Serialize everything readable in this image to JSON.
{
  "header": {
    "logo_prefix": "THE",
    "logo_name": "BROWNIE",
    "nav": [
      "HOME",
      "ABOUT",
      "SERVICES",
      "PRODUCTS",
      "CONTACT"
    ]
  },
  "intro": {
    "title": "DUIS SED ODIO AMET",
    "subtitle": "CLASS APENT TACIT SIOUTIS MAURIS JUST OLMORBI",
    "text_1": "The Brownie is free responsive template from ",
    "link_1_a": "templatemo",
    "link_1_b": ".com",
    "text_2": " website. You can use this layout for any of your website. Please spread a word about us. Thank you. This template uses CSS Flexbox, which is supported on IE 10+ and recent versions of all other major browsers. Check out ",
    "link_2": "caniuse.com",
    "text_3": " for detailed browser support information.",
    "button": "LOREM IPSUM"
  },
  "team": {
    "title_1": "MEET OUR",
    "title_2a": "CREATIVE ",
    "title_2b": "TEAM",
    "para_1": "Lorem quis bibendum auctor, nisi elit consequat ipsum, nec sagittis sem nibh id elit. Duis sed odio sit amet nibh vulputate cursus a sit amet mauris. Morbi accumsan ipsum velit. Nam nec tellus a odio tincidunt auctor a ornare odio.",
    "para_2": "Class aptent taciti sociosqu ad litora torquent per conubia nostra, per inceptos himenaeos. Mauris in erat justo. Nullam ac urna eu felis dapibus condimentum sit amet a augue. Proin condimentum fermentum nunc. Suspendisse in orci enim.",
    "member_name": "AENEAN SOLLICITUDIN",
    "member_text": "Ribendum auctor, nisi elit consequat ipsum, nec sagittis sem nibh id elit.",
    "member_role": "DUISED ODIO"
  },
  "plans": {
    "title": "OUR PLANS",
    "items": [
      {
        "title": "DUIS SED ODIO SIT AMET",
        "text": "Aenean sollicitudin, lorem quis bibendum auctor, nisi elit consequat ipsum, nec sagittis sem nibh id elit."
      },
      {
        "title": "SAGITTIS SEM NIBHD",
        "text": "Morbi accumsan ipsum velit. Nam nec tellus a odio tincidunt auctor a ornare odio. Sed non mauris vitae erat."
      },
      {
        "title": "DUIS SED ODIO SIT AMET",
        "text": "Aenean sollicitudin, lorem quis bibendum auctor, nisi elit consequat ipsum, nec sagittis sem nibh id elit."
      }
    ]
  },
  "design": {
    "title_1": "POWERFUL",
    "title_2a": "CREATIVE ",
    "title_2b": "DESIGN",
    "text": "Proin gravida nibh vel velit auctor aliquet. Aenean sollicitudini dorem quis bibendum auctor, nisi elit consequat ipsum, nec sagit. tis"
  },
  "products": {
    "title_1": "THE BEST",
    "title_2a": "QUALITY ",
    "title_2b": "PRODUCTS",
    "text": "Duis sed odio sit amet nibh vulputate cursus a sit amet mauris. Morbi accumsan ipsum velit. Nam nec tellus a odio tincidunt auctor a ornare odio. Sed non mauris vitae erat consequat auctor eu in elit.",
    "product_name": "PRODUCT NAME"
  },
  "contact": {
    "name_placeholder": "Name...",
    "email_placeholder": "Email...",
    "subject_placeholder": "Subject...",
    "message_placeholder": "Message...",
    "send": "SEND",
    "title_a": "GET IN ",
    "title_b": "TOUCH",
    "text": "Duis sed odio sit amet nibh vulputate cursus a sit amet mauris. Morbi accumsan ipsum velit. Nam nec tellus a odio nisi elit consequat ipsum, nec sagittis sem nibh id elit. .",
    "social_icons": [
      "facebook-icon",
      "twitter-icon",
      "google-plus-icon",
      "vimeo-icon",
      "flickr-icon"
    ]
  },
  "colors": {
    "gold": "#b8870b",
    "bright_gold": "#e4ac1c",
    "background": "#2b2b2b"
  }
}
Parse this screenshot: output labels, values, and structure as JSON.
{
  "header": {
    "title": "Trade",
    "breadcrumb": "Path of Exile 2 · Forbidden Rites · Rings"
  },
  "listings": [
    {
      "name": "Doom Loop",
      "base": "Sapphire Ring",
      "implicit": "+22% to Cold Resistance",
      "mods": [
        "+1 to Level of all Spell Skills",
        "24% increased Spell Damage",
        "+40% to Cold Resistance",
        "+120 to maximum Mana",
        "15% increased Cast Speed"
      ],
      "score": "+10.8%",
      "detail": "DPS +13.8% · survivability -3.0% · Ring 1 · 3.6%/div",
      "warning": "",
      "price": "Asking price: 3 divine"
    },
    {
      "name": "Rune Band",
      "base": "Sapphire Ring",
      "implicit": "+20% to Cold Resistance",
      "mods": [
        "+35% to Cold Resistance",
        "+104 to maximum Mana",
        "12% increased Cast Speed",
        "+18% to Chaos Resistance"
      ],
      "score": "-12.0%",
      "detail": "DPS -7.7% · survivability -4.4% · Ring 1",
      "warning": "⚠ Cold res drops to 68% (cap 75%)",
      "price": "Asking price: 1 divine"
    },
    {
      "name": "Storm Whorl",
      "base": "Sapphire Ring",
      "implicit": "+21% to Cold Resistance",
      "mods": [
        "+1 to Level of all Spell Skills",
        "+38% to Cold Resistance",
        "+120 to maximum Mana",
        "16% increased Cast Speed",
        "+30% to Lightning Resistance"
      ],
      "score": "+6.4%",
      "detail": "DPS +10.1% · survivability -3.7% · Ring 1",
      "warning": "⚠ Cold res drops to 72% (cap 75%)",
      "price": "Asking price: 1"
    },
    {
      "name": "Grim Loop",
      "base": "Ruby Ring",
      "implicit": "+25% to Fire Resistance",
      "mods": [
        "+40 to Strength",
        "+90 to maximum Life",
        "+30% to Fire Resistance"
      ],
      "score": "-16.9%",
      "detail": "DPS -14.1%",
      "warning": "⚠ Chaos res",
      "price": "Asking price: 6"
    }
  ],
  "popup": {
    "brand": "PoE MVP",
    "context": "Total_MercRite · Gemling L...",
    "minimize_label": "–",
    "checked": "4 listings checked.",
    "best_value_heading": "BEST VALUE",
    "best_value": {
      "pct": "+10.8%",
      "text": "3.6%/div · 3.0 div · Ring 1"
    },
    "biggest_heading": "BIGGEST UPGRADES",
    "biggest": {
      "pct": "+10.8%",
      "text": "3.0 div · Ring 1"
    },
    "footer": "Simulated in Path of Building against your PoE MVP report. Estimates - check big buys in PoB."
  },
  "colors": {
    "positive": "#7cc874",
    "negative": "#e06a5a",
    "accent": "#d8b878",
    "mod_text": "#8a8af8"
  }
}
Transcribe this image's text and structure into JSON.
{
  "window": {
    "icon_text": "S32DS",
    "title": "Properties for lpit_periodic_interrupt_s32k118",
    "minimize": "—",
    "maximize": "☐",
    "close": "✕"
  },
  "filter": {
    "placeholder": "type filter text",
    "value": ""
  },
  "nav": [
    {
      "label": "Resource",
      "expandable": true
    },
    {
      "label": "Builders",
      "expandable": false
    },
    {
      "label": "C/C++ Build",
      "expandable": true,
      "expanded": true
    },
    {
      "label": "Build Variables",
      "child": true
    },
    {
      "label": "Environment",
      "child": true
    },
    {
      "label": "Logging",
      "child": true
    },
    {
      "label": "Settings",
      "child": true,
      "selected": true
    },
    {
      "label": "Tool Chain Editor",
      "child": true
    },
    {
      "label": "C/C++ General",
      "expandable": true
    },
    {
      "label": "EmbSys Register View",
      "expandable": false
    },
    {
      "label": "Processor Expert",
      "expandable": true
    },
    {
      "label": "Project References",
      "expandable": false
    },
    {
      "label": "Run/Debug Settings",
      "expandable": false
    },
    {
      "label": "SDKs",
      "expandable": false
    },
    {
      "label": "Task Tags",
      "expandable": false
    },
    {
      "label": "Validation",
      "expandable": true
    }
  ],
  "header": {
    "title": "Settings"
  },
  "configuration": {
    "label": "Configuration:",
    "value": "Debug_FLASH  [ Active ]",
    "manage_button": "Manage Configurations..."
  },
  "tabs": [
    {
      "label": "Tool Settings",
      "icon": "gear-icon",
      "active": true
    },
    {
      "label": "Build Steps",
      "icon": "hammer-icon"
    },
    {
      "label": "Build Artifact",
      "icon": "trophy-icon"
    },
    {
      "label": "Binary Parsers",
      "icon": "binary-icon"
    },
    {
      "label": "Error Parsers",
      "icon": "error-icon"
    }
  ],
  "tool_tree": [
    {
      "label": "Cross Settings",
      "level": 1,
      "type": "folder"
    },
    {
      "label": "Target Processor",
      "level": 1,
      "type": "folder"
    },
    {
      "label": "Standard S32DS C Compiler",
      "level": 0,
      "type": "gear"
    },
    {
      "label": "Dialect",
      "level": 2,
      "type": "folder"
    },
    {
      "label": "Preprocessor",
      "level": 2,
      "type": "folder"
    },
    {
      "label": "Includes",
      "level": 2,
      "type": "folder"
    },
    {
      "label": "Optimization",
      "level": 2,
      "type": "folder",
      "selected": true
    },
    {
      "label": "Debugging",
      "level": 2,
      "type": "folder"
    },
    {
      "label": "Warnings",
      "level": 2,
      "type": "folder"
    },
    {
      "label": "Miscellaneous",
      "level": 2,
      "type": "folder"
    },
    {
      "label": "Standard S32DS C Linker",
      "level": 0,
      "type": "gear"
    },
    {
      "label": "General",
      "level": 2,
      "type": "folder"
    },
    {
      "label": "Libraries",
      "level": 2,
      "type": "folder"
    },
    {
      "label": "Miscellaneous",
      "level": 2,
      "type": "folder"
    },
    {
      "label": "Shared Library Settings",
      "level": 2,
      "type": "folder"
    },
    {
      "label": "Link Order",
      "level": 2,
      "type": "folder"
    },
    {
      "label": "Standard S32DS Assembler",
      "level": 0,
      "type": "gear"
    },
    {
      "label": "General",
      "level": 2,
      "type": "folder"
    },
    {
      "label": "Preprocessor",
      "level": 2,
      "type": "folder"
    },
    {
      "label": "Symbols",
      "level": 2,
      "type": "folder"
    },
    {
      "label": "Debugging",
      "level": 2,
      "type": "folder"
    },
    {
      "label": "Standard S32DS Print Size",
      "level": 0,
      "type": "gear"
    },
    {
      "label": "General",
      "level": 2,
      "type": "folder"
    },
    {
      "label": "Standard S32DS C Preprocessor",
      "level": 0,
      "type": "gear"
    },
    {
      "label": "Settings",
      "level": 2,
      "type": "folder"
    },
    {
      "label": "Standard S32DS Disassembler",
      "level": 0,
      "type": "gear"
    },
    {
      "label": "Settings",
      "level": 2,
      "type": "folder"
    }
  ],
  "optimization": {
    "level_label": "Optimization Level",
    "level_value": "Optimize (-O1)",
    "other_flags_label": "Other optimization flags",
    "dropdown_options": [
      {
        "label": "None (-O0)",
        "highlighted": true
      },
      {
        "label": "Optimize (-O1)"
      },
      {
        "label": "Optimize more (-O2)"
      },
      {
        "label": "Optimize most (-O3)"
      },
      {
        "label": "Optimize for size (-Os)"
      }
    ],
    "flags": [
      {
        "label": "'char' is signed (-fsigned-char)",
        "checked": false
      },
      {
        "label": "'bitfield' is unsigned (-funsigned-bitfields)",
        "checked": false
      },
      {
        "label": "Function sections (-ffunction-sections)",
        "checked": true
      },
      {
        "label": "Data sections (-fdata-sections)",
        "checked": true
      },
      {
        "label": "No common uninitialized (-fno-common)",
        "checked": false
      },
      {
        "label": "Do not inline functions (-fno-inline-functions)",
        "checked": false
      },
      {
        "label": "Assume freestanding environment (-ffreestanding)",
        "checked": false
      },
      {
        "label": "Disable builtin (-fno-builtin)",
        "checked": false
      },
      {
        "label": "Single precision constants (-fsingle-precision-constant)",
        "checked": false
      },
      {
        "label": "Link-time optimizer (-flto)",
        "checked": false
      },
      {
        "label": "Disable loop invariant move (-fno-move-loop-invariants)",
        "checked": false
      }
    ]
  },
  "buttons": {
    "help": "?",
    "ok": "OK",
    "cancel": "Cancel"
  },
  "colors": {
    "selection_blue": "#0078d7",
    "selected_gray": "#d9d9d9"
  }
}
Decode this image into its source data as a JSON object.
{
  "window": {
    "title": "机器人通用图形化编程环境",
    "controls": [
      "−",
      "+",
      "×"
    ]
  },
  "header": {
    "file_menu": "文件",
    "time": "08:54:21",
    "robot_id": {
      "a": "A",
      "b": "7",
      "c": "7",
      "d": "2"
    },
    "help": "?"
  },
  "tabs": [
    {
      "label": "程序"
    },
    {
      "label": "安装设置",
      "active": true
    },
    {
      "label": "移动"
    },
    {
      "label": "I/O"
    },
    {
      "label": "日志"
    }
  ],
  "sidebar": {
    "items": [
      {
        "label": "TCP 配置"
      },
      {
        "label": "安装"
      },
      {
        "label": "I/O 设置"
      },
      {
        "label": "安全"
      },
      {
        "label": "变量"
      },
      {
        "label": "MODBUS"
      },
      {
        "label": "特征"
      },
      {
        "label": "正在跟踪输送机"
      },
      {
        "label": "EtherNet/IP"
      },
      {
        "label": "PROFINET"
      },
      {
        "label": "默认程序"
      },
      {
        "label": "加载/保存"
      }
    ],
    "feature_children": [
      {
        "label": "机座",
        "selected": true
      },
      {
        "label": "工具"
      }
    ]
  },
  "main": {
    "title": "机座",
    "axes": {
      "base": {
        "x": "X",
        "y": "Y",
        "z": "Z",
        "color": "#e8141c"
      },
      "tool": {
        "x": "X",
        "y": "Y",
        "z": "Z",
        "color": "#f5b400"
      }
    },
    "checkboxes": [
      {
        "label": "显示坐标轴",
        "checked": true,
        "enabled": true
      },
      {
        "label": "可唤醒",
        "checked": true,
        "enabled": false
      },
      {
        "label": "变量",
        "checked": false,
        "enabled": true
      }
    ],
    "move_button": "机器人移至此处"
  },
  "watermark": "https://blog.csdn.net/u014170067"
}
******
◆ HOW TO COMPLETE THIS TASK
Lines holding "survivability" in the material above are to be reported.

◆ RESULT FOR THIS EXERCISE
      "detail": "DPS +13.8% · survivability -3.0% · Ring 1 · 3.6%/div",
      "detail": "DPS -7.7% · survivability -4.4% · Ring 1",
      "detail": "DPS +10.1% · survivability -3.7% · Ring 1",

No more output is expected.